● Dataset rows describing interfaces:
######

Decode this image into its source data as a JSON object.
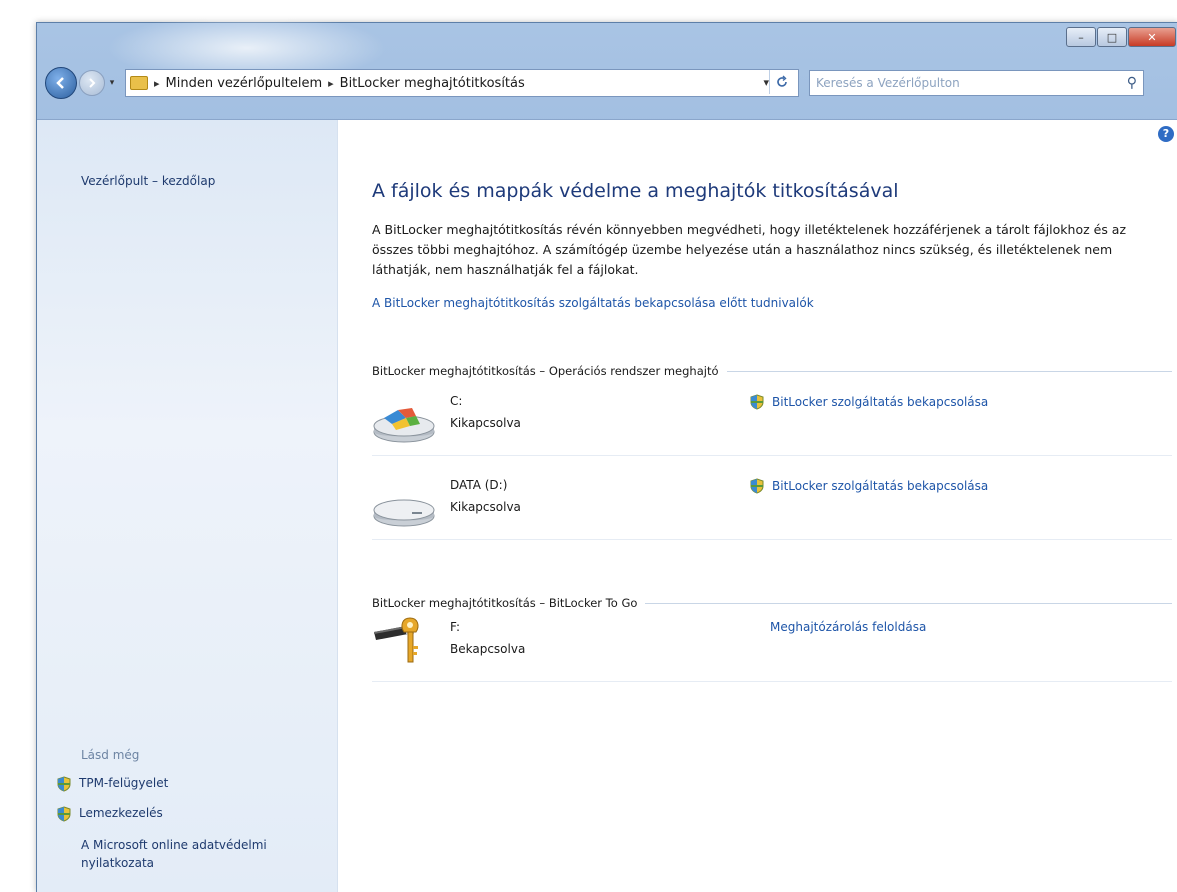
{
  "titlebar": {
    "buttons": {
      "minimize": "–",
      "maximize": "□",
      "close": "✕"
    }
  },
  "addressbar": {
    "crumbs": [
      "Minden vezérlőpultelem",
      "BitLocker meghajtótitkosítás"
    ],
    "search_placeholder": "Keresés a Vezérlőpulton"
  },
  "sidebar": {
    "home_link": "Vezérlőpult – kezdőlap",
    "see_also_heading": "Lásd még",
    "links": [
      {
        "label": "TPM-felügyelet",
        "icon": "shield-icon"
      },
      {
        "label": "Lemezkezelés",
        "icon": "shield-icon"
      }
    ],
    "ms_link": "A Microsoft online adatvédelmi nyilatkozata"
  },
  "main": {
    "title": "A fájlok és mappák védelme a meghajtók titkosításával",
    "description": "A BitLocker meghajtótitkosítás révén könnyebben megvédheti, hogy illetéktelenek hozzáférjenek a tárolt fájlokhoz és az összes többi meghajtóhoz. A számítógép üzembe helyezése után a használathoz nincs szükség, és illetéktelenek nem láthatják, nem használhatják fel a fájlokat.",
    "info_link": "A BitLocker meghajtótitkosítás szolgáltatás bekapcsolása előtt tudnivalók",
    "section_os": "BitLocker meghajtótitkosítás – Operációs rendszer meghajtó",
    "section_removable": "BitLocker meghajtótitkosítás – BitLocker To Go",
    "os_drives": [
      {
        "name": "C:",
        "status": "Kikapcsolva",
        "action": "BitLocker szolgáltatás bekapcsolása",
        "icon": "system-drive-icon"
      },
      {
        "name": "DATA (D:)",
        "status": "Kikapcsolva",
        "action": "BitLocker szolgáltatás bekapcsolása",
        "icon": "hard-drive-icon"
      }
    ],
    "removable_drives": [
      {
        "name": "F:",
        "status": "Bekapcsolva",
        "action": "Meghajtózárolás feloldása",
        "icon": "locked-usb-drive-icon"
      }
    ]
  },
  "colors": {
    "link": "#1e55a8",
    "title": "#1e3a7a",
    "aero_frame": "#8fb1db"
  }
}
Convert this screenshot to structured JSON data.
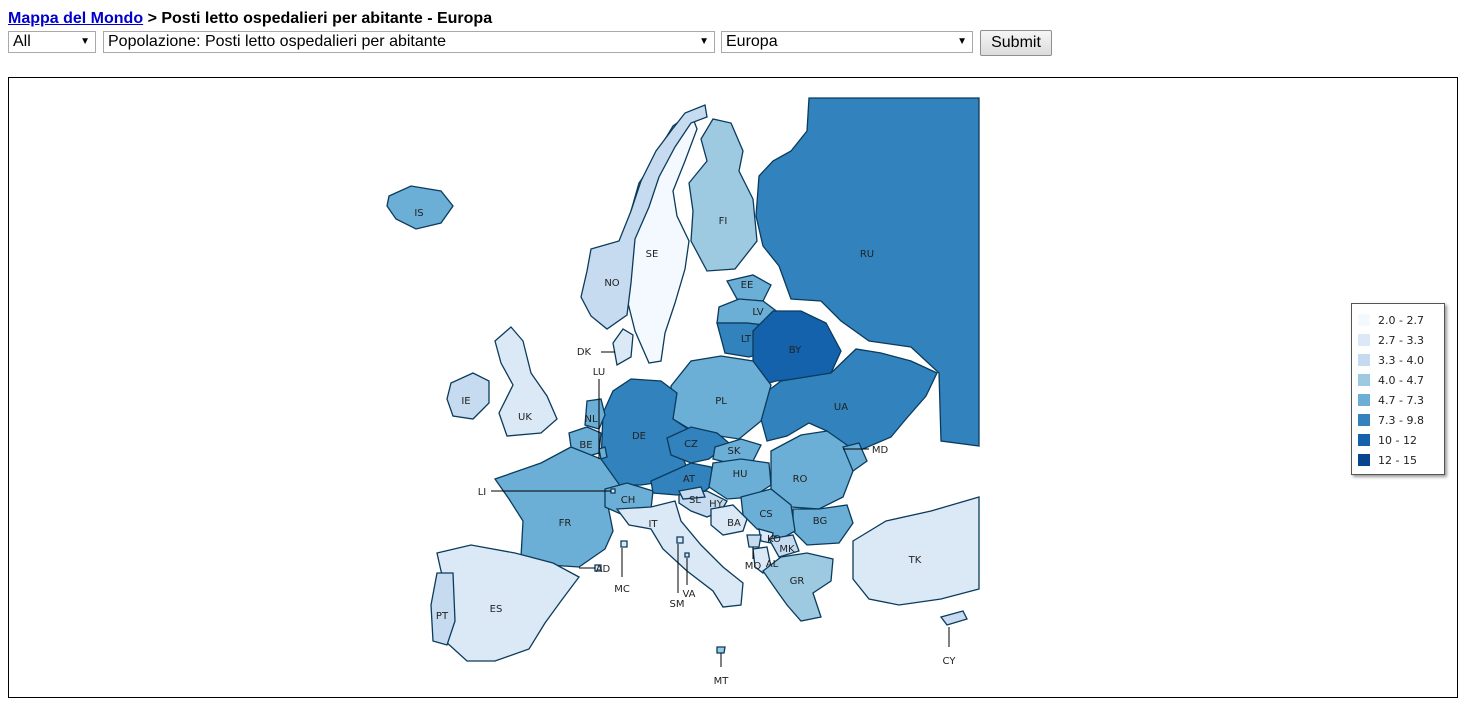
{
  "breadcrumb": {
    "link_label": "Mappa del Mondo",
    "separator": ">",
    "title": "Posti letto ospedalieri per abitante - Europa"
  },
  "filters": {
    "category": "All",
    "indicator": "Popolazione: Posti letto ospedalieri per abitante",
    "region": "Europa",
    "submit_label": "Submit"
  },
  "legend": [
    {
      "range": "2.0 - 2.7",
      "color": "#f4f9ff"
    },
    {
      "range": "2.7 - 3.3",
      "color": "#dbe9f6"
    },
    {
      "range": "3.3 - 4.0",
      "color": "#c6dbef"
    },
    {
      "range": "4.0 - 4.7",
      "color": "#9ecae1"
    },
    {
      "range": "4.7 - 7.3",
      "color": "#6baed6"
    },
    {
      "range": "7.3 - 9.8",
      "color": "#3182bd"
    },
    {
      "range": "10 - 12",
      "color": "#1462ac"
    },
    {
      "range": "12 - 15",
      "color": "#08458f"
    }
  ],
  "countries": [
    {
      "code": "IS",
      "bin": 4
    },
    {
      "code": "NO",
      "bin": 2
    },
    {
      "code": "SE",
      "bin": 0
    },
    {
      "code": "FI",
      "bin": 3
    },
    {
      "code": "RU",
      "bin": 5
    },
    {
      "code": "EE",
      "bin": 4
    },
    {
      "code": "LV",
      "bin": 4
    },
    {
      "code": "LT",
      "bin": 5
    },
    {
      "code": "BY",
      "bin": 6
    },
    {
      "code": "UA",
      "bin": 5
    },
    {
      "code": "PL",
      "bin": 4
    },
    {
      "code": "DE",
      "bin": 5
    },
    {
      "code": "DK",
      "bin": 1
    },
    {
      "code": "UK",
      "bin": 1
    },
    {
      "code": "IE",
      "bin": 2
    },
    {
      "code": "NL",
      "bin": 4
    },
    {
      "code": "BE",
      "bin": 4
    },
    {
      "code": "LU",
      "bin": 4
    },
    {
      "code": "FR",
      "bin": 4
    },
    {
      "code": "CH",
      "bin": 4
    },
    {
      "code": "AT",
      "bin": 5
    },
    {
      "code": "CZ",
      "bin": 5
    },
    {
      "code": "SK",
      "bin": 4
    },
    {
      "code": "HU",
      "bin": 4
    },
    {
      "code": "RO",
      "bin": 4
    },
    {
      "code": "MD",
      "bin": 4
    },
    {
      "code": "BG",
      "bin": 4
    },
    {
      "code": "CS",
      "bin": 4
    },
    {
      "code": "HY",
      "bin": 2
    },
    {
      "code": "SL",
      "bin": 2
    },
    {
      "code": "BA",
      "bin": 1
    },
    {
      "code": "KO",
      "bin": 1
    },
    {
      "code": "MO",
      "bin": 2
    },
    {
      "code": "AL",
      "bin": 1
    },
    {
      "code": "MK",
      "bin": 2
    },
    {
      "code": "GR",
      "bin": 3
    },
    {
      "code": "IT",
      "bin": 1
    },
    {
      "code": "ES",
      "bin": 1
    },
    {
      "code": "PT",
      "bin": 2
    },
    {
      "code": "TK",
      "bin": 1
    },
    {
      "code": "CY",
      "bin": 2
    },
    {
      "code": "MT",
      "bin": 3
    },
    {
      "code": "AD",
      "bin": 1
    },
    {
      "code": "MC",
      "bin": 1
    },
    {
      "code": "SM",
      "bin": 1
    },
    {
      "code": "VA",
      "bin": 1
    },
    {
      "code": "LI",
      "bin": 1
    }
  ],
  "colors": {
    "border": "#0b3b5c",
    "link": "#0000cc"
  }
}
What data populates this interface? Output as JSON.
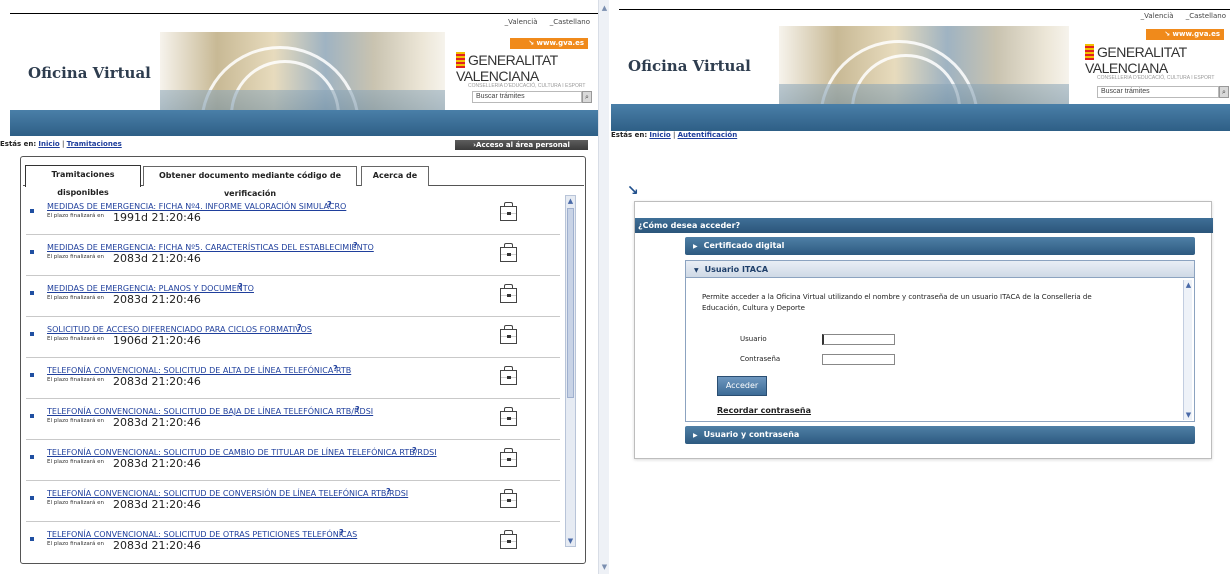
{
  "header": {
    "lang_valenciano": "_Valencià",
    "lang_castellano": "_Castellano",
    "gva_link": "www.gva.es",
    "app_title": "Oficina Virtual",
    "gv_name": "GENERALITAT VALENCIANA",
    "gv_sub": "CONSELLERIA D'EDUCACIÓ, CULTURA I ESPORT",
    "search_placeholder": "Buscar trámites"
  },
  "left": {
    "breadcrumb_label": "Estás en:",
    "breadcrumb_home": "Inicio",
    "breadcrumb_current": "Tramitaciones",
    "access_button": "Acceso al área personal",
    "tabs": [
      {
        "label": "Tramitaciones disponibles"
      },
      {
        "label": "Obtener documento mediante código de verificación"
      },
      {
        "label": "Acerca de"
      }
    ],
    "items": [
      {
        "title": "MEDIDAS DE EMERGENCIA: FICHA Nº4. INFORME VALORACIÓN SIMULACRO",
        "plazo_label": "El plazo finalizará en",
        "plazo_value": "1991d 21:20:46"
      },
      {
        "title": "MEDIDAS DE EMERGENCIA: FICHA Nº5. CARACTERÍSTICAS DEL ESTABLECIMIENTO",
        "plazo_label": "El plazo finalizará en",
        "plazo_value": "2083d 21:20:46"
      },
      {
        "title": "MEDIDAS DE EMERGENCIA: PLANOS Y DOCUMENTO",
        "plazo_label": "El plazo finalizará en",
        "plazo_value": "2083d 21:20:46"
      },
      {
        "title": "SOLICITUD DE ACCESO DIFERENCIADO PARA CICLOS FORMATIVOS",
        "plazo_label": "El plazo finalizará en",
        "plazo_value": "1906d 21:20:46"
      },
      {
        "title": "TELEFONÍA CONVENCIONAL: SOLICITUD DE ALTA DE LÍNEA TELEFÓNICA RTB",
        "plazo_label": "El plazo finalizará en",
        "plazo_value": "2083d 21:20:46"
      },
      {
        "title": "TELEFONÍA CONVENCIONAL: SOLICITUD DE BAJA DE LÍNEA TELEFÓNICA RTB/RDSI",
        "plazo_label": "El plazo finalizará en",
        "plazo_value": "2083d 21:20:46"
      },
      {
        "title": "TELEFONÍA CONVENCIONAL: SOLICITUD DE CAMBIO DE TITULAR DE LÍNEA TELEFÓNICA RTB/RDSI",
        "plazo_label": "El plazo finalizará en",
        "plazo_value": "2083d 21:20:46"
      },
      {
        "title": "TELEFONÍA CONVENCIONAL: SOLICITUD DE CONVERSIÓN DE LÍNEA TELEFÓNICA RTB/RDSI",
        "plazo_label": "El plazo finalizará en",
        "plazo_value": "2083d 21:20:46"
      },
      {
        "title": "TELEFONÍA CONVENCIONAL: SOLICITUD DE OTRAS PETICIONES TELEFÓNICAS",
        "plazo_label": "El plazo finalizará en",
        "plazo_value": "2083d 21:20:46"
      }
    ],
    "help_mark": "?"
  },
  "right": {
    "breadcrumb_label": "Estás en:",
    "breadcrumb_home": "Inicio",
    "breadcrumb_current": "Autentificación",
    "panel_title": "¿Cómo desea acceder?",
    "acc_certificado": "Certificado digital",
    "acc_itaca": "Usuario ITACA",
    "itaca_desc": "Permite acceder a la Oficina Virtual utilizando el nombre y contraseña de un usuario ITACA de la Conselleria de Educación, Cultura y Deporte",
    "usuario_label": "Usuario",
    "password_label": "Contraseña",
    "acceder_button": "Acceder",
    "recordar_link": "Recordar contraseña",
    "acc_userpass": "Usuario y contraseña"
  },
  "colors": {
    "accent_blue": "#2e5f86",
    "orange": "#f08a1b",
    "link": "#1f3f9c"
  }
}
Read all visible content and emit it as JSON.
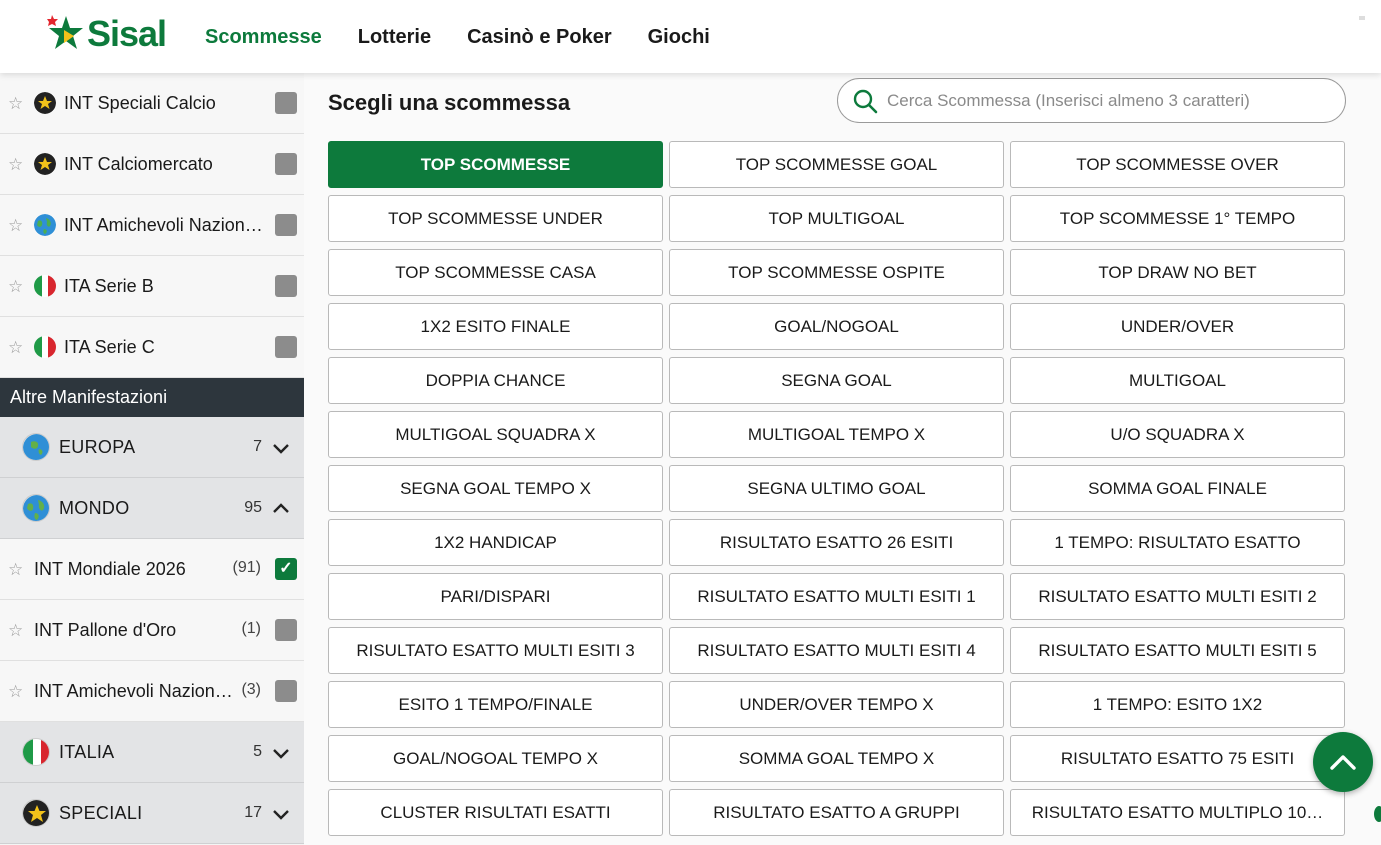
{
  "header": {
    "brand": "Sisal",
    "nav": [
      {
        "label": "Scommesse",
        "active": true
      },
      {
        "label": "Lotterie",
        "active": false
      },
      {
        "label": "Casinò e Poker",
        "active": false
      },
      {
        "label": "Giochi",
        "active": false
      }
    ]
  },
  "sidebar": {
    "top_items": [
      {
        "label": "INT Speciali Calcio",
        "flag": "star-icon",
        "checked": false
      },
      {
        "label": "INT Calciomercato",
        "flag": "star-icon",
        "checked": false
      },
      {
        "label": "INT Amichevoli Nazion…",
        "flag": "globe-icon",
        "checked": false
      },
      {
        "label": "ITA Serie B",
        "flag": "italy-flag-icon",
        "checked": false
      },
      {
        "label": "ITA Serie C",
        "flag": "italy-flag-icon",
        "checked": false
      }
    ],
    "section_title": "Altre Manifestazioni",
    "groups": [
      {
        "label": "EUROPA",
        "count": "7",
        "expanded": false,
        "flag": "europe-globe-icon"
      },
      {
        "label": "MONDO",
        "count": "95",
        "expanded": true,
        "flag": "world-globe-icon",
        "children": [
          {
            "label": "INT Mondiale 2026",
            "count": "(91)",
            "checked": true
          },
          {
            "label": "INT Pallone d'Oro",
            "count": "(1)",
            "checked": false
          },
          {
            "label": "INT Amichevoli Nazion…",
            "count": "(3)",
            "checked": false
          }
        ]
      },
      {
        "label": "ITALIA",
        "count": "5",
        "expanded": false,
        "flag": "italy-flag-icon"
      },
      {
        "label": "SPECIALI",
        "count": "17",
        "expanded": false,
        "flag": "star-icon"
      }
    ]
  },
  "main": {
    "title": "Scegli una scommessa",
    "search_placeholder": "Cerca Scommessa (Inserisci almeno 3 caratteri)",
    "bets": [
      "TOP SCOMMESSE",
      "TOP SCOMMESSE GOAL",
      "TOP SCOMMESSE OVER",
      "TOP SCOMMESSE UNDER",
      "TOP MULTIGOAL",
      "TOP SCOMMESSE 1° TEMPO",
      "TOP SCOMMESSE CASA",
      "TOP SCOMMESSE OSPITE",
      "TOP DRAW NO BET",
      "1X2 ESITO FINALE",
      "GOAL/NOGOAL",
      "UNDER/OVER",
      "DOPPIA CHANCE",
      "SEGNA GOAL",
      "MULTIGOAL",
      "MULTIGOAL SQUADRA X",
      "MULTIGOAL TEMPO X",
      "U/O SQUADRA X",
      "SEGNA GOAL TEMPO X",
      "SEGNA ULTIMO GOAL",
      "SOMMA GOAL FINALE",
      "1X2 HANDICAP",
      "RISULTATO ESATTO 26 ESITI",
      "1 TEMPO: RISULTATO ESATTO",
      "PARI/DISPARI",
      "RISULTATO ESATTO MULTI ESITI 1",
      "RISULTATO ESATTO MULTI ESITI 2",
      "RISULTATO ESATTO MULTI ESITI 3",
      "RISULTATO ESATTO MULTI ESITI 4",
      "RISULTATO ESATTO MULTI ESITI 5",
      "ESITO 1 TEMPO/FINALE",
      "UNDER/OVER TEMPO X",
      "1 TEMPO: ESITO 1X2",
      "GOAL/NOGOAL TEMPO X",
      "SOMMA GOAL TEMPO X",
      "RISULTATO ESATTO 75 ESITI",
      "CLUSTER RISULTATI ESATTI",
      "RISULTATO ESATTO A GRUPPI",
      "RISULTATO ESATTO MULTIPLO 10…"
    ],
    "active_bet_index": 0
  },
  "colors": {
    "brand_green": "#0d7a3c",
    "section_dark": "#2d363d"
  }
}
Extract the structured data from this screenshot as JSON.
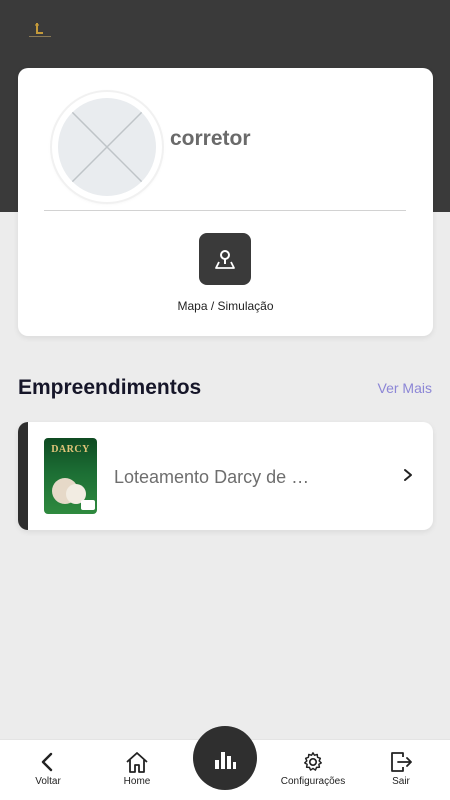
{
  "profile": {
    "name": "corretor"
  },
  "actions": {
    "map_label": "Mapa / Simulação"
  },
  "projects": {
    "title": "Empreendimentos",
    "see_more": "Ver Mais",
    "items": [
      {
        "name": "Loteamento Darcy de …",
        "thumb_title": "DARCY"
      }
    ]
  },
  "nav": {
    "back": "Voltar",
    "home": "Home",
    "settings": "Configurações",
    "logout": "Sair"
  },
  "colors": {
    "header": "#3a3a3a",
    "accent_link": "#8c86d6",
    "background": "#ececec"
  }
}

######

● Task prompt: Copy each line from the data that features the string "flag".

● Reply:
        "flag": "star-icon",
        "flag": "star-icon",
        "flag": "globe-icon",
        "flag": "italy-flag-icon",
        "flag": "italy-flag-icon",
        "flag": "europe-globe-icon"
        "flag": "world-globe-icon",
        "flag": "italy-flag-icon"
        "flag": "star-icon"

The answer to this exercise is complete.